What is Diabetes
Diabetes is a chronic medical condition in which the body is unable to properly regulate the amount of sugar in the blood. This can lead to a range of health problems, including heart disease, nerve damage, and kidney disease. There are two main types of diabetes: type 1 and type 2. In type 1 diabetes, the body does not produce enough insulin, a hormone that helps regulate blood sugar levels. In type 2 diabetes, the body does not produce enough insulin or the cells in the body do not effectively use the insulin that is produced. Treatment for diabetes typically involves managing blood sugar levels through a combination of medication, diet, and exercise.
Diabetes is a chronic condition, meaning that it can last for a long time and can have a range of harmful effects on the body. If left untreated, diabetes can lead to a range of complications, including heart disease, nerve damage, and kidney disease. In some cases, high blood sugar levels can also cause dizziness, blurred vision, and fatigue.
There are several medications that can be used to treat diabetes. The type of medication that is used will depend on the type of diabetes that a person has and their individual needs. For example, people with type 1 diabetes may need to take insulin injections to help regulate their blood sugar levels. People with type 2 diabetes may be prescribed medications that help the body produce more insulin or that make the cells more sensitive to insulin. These medications can be taken orally or by injection.

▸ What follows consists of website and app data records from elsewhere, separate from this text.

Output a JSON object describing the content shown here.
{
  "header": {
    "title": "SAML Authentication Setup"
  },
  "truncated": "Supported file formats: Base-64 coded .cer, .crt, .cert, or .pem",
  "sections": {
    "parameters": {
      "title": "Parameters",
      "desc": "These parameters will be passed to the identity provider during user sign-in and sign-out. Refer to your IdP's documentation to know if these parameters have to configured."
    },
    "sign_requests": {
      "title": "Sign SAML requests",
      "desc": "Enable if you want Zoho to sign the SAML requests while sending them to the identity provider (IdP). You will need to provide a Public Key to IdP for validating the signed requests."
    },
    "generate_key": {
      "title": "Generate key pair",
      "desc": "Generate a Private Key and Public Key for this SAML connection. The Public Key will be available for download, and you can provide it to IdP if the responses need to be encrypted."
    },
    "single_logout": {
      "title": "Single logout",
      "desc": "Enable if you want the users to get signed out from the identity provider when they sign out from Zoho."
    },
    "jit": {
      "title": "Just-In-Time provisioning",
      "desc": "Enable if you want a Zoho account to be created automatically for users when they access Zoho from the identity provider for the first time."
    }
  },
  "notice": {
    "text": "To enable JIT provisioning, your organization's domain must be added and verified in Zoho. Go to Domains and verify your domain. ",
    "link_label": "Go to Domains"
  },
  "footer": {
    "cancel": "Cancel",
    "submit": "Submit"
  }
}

It is important for people with diabetes to work closely with their healthcare providers to determine the best treatment plan for their individual needs.
Top 10 food habits that can help manage diabetes
1. Below are some top food habits that can help manage diabetes:
2. Eat a healthy and balanced diet that includes a variety of fruits and vegetables, whole grains, lean protein sources, and healthy fats.
3. Choose foods that are low in added sugars, salt, and unhealthy fats.
4. Limit your intake of processed and packaged foods, as well as foods that are high in saturated and trans fats.
5. Eat regular meals and snacks throughout the day to help manage your blood sugar levels and avoid large fluctuations.
6. Be mindful of your portion sizes and aim to eat only until you are satisfied, rather than overfull.
7. Try to include some physical activity in your daily routine, such as walking or biking, to help control your blood sugar levels.
8. Consider incorporating low-glycemic index foods into your diet, which can help to slow the release of sugar into the bloodstream and improve blood sugar control.
9. Try to limit your intake of alcohol, as it can interfere with blood sugar control and increase your risk of low blood sugar (hypoglycemia).
10. If you take medication to manage your diabetes, be sure to take it as prescribed and follow your healthcare provider’s instructions.
Consider working with a registered dietitian or certified diabetes educator who can help you develop a meal plan that is tailored to your individual needs and goals.